When sourcing poems for this section, I could of course not ignore Baudelaire (and will probably revisit him quite a few times). And where better to start than with this short poem – one that fully speaks for itself
Sometimes for sport the men of loafing crews
Snare the great albatrosses of the deep,
The indolent companions of their cruise
As through the bitter vastitudes they sweep.
Scarce have they fished aboard these airy kings
When helpless on such unaccustomed floors,
They piteously droop their huge white wings
And trail them at their sides like drifting oars.
How comical, how ugly, and how meek
Appears this soarer of celestial snows!
One, with his pipe, teases the golden beak,
One, limping, mocks the cripple as he goes.
The Poet, like this monarch of the clouds,
Despising archers, rides the storm elate.
But, stranded on the earth to jeering crowds,
The great wings of the giant baulk his gait.
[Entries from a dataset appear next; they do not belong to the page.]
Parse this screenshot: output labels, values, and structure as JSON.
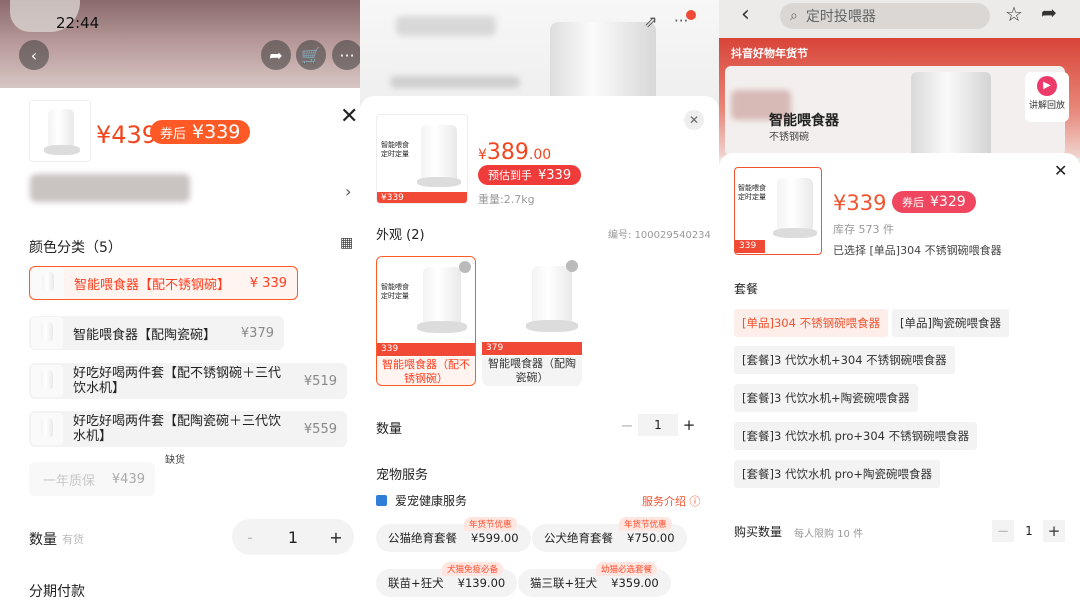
{
  "p1": {
    "time": "22:44",
    "price": "¥439",
    "coupon_label": "券后",
    "coupon_price": "¥339",
    "section_title": "颜色分类（5）",
    "options": [
      {
        "label": "智能喂食器【配不锈钢碗】",
        "price": "¥ 339",
        "selected": true
      },
      {
        "label": "智能喂食器【配陶瓷碗】",
        "price": "¥379"
      },
      {
        "label": "好吃好喝两件套【配不锈钢碗＋三代饮水机】",
        "price": "¥519"
      },
      {
        "label": "好吃好喝两件套【配陶瓷碗＋三代饮水机】",
        "price": "¥559"
      }
    ],
    "warranty": {
      "label": "一年质保",
      "price": "¥439",
      "badge": "缺货"
    },
    "qty_label": "数量",
    "qty_status": "有货",
    "qty_minus": "-",
    "qty_value": "1",
    "qty_plus": "+",
    "installment_label": "分期付款"
  },
  "p2": {
    "price_symbol": "¥",
    "price_int": "389",
    "price_dec": ".00",
    "est_label": "预估到手",
    "est_price": "¥339",
    "weight": "重量:2.7kg",
    "appearance_title": "外观 (2)",
    "code_label": "编号:",
    "code_value": "100029540234",
    "cards": [
      {
        "caption": "智能喂食器（配不锈钢碗）",
        "band": "339",
        "selected": true
      },
      {
        "caption": "智能喂食器（配陶瓷碗）",
        "band": "379"
      }
    ],
    "card_text": "智能喂食\n定时定量",
    "qty_label": "数量",
    "qty_minus": "−",
    "qty_value": "1",
    "qty_plus": "+",
    "pet_service_title": "宠物服务",
    "health_service": "爱宠健康服务",
    "service_intro": "服务介绍",
    "services": [
      {
        "name": "公猫绝育套餐",
        "price": "¥599.00",
        "tag": "年货节优惠"
      },
      {
        "name": "公犬绝育套餐",
        "price": "¥750.00",
        "tag": "年货节优惠"
      },
      {
        "name": "联苗+狂犬",
        "price": "¥139.00",
        "tag": "犬猫免疫必备"
      },
      {
        "name": "猫三联+狂犬",
        "price": "¥359.00",
        "tag": "幼猫必选套餐"
      }
    ]
  },
  "p3": {
    "search_placeholder": "定时投喂器",
    "banner_text": "抖音好物年货节",
    "product_name": "智能喂食器",
    "product_sub": "不锈钢碗",
    "replay_label": "讲解回放",
    "price": "¥339",
    "coupon_label": "券后",
    "coupon_price": "¥329",
    "stock": "库存 573 件",
    "selected_text": "已选择 [单品]304 不锈钢碗喂食器",
    "package_title": "套餐",
    "packages": [
      {
        "label": "[单品]304 不锈钢碗喂食器",
        "selected": true
      },
      {
        "label": "[单品]陶瓷碗喂食器"
      },
      {
        "label": "[套餐]3 代饮水机+304 不锈钢碗喂食器"
      },
      {
        "label": "[套餐]3 代饮水机+陶瓷碗喂食器"
      },
      {
        "label": "[套餐]3 代饮水机 pro+304 不锈钢碗喂食器"
      },
      {
        "label": "[套餐]3 代饮水机 pro+陶瓷碗喂食器"
      }
    ],
    "buy_qty_label": "购买数量",
    "limit_text": "每人限购 10 件",
    "qty_minus": "−",
    "qty_value": "1",
    "qty_plus": "+",
    "thumb_band": "339"
  },
  "colors": {
    "accent": "#ff5a26",
    "accent_text": "#ff3d1f",
    "promo_red": "#f04a36"
  }
}
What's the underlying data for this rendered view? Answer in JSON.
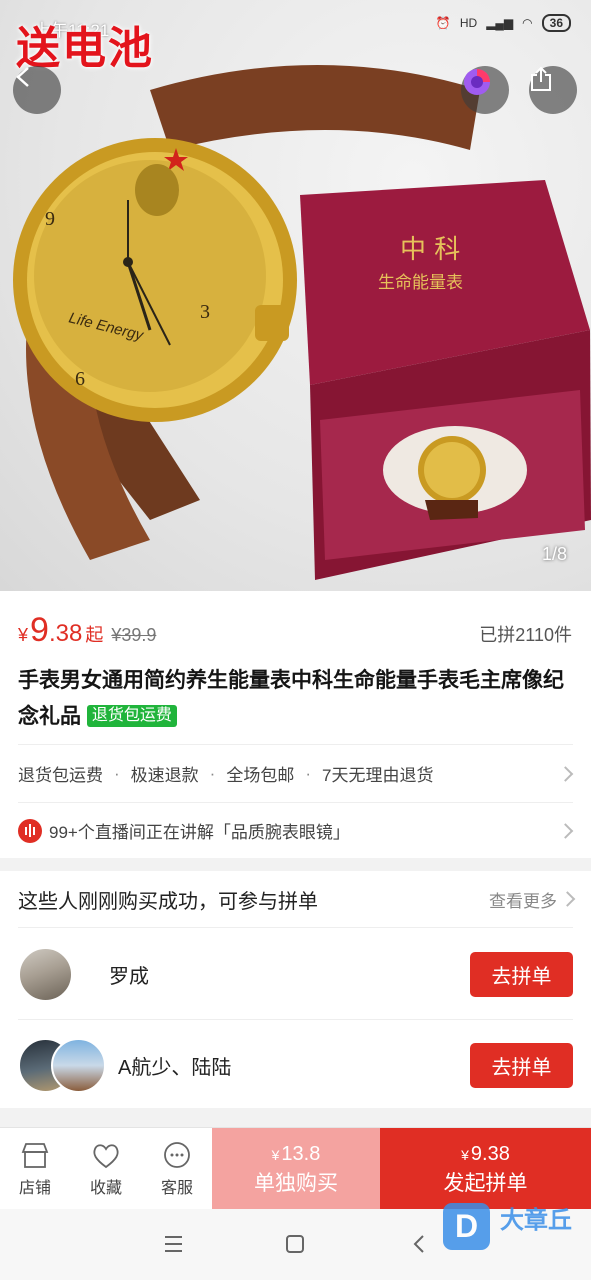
{
  "status_bar": {
    "time": "上午11:21",
    "battery": "36",
    "network": "HD"
  },
  "hero": {
    "promo_text": "送电池",
    "image_counter": "1/8",
    "dial_text": "Life Energy",
    "box_line1": "中 科",
    "box_line2": "生命能量表"
  },
  "product": {
    "currency": "¥",
    "price_int": "9",
    "price_dec": ".38",
    "price_suffix": "起",
    "original_price": "¥39.9",
    "sold_count": "已拼2110件",
    "title": "手表男女通用简约养生能量表中科生命能量手表毛主席像纪念礼品",
    "title_tag": "退货包运费"
  },
  "services": {
    "items": [
      "退货包运费",
      "极速退款",
      "全场包邮",
      "7天无理由退货"
    ],
    "separator": "·"
  },
  "live": {
    "text": "99+个直播间正在讲解「品质腕表眼镜」"
  },
  "group_buy": {
    "title": "这些人刚刚购买成功，可参与拼单",
    "see_more": "查看更多",
    "rows": [
      {
        "name": "罗成",
        "button": "去拼单"
      },
      {
        "name": "A航少、陆陆",
        "button": "去拼单"
      }
    ]
  },
  "bottom_bar": {
    "store": "店铺",
    "favorite": "收藏",
    "service": "客服",
    "buy_alone": {
      "currency": "¥",
      "price": "13.8",
      "label": "单独购买"
    },
    "buy_group": {
      "currency": "¥",
      "price": "9.38",
      "label": "发起拼单"
    }
  },
  "watermark": {
    "logo_letter": "D",
    "text": "大章丘"
  },
  "colors": {
    "accent": "#e02e24",
    "accent_light": "#f4a3a0",
    "tag_green": "#20b43b"
  }
}
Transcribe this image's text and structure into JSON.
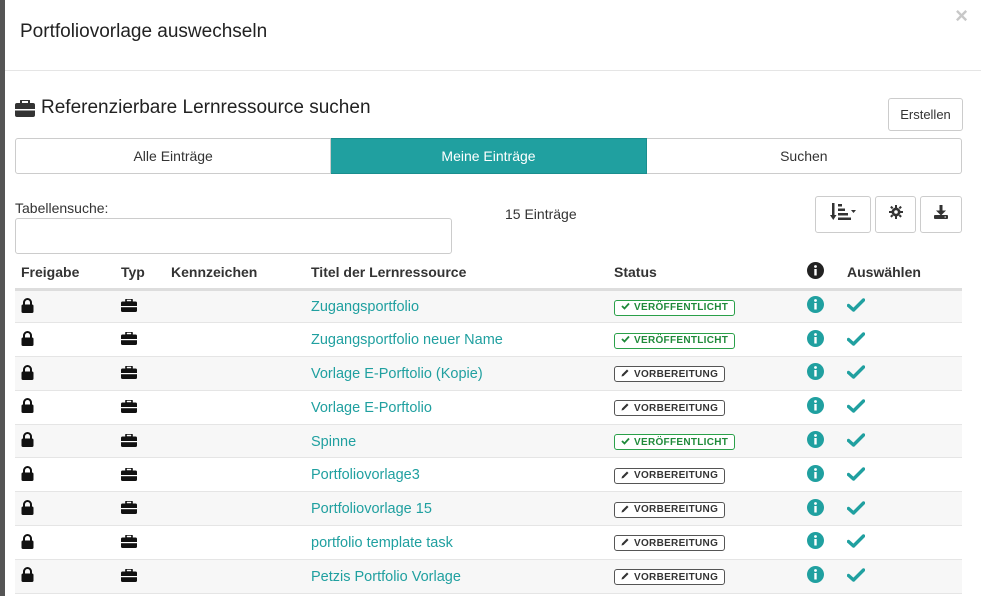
{
  "modal": {
    "title": "Portfoliovorlage auswechseln",
    "close_symbol": "×"
  },
  "section": {
    "title": "Referenzierbare Lernressource suchen",
    "create_label": "Erstellen"
  },
  "tabs": [
    {
      "label": "Alle Einträge",
      "active": false
    },
    {
      "label": "Meine Einträge",
      "active": true
    },
    {
      "label": "Suchen",
      "active": false
    }
  ],
  "search": {
    "label": "Tabellensuche:",
    "value": "",
    "placeholder": ""
  },
  "count_label": "15 Einträge",
  "toolbar": {
    "sort_icon": "sort-amount-icon",
    "settings_icon": "gear-icon",
    "download_icon": "download-icon"
  },
  "table": {
    "headers": {
      "freigabe": "Freigabe",
      "typ": "Typ",
      "kennzeichen": "Kennzeichen",
      "titel": "Titel der Lernressource",
      "status": "Status",
      "info_icon": "info-circle-icon",
      "auswaehlen": "Auswählen"
    },
    "rows": [
      {
        "title": "Zugangsportfolio",
        "status": "VERÖFFENTLICHT",
        "kennzeichen": ""
      },
      {
        "title": "Zugangsportfolio neuer Name",
        "status": "VERÖFFENTLICHT",
        "kennzeichen": ""
      },
      {
        "title": "Vorlage E-Porftolio (Kopie)",
        "status": "VORBEREITUNG",
        "kennzeichen": ""
      },
      {
        "title": "Vorlage E-Porftolio",
        "status": "VORBEREITUNG",
        "kennzeichen": ""
      },
      {
        "title": "Spinne",
        "status": "VERÖFFENTLICHT",
        "kennzeichen": ""
      },
      {
        "title": "Portfoliovorlage3",
        "status": "VORBEREITUNG",
        "kennzeichen": ""
      },
      {
        "title": "Portfoliovorlage 15",
        "status": "VORBEREITUNG",
        "kennzeichen": ""
      },
      {
        "title": "portfolio template task",
        "status": "VORBEREITUNG",
        "kennzeichen": ""
      },
      {
        "title": "Petzis Portfolio Vorlage",
        "status": "VORBEREITUNG",
        "kennzeichen": ""
      }
    ]
  },
  "colors": {
    "accent": "#20a0a0",
    "published": "#1f8a3a",
    "prepared": "#333333"
  }
}
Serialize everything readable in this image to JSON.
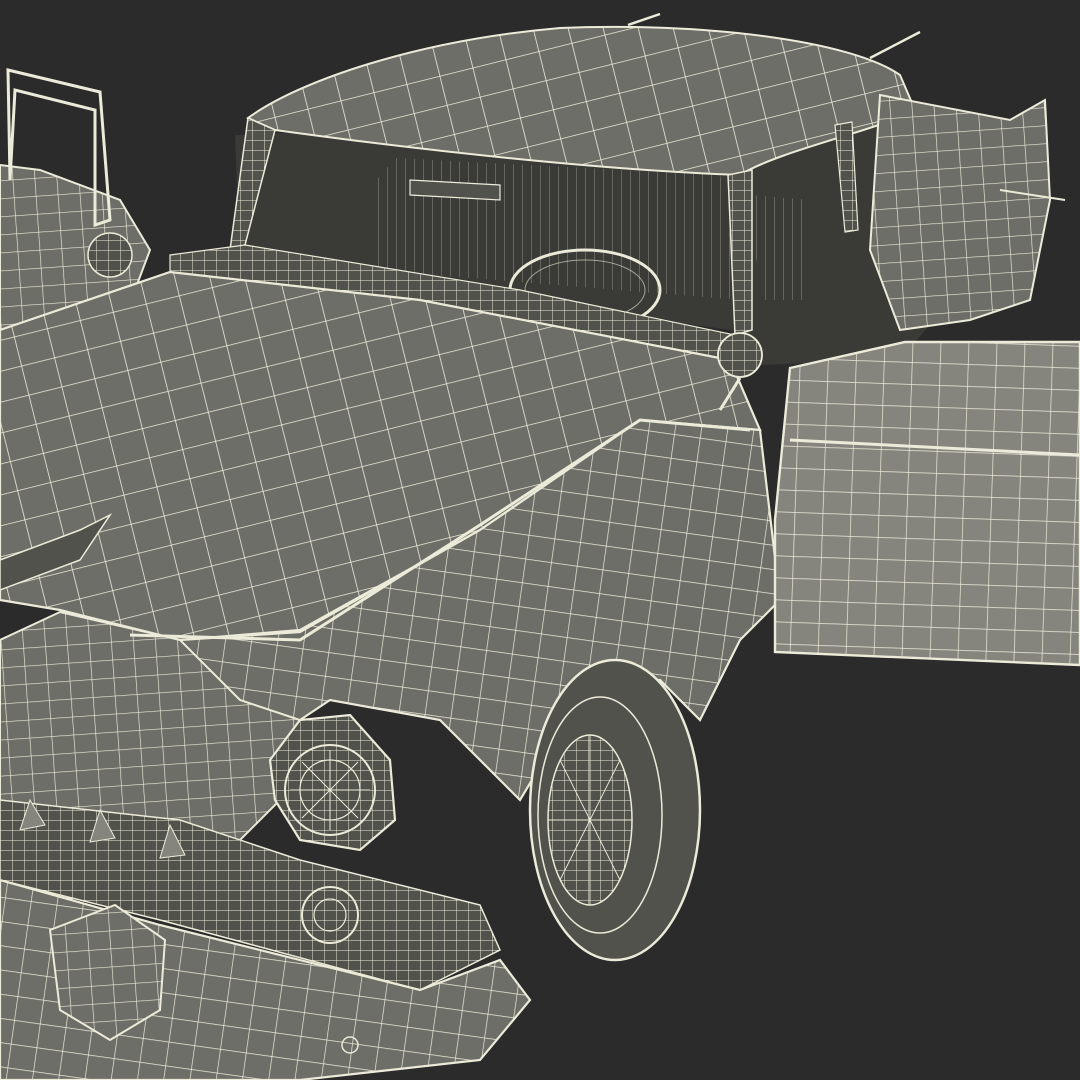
{
  "scene": {
    "subject": "car-wireframe-render",
    "colors": {
      "background": "#2b2b2b",
      "surface": "#6e6e68",
      "surface_dark": "#52524d",
      "surface_light": "#85857e",
      "wire": "#ecebd9",
      "cavity": "#3a3a37"
    }
  }
}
Taken from the excellent site fleursdumal.org, dedicated to Baudelaire’s Fleur Du Mal (Flowers Of Evil)